Kwansei Gakuin University Cross-Cultural College
Canada-Japan Collaborative Program for Educating World Citizens as Future Leaders

The Cross-Cultural College is a partnership between Kwansei Gakuin University (KGU) and three Canadian universities – Queen’s, the University of Toronto and Mount Allison University. Students can choose between three different course options of varying lengths, earning credits towards their degrees. The KGU Cross-Cultural College provides a unique opportunity for Canadian and Japanese students to learn and study together in both Canada and Japan in order to gain a deeper understanding of each other’s cultures and study mutual issues facing their respective countries, while at the same time earning academic credits towards their degrees. Queen's University students in the Faculty of Arts and Science who are in their 2nd or 3rd-year of an Honours Bachelors degree program are eligible to apply. In particular, arts and social sciences students who have a strong interest in multicultural and comparative studies as applied to Asia and Japan will be particularly keen about this program.

KGU CCC Information Sheet

More information about the program and the application form is to be found on the International Programs Office website.

Work/Internship Opportunities

  • The Canada-Japan Co-Op Program
    The Canada-Japan Co-op Program is a Canadian university/college based, international co-op/internship program linking some of the best engineering, science, business and arts discipline undergraduate students from across Canada with highly committed Japanese businesses. The Canada-Japan Co-op Program formally integrates an undergraduate student's Canadian academic studies with valuable work experience in a Japanese company. The program is open to Canadian universities and colleges and is currently administered from The University of British Columbia.
    More information about the Program

  • The Japan Exchange and Teaching (JET) Programme
    The Japan Exchange and Teaching (JET) Programme aims to promote grass roots internationalization at the local level by inviting young overseas graduates to assist in international exchange and foreign language education in local governments, boards of education and elementary, junior and senior high schools throughout Japan. It seeks to foster ties between Japanese citizens (mainly youth) and JET participants at the person-to-person level
    More information about JET

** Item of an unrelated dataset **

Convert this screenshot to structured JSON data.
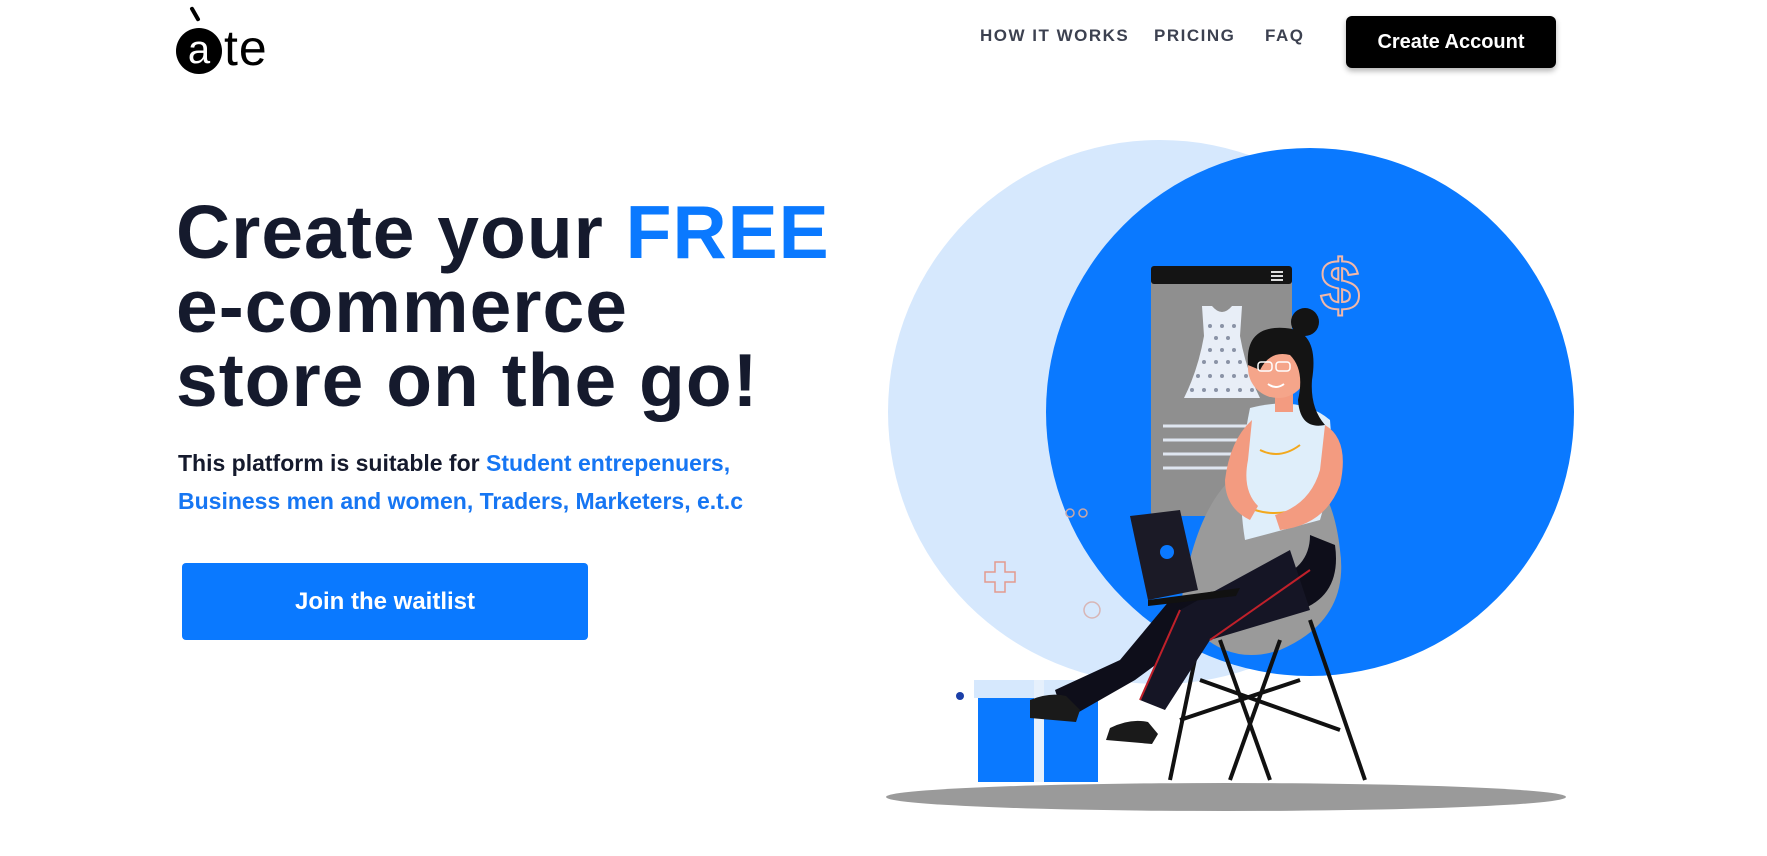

  • SWAP Program - Working Holidays
    SWAP Working Holidays is a non-profit program that offers young Canadians a truly unique opportunity to explore the world through work and travel. Originally the Student Work Abroad Program, many countries now permit non-student youth to participate, so we’ve evolved our name into SWAP Working Holidays! For more than 30 years, we’ve been assisting thousands of young Canadians plan their working holidays. On a SWAP program, you have the chance to live and breathe another culture from the inside rather than simply passing through as a tourist.
    More information about SWAP

  • Kwansei Gakuin University Cross-Cultural College (Internship Option)
    Global Internships (GI): GI is a 2-week, 3.0 unit course held in Japan in August. After preparatory study at KGU, each pair composed of a student from Kwansei Gakuin University and a student from a Canadian university, will work together for a week, gaining practical experience in a real business environment (such as Panasonic, Toyota and etc.) in Japan. Internship locations will be allocated before students arrive in Japan. After completing their internship, students will prepare and present a report.
    More information about this option available on the International Programs Office website.

Other options

Japan-Canada Academic Consortium (JACAC)
Senior undergraduate student representatives from member institutions in both Japan and Canada will meet and exchange opinions and ideas about a common topic of interest to students today. The goal of this forum is to provide students with the opportunity to interact with their peers from a different culture, in order to gain insight into their current areas of academic interest and to encourage a flow of ideas between Canada and Japan.

For more information please visit JACAC website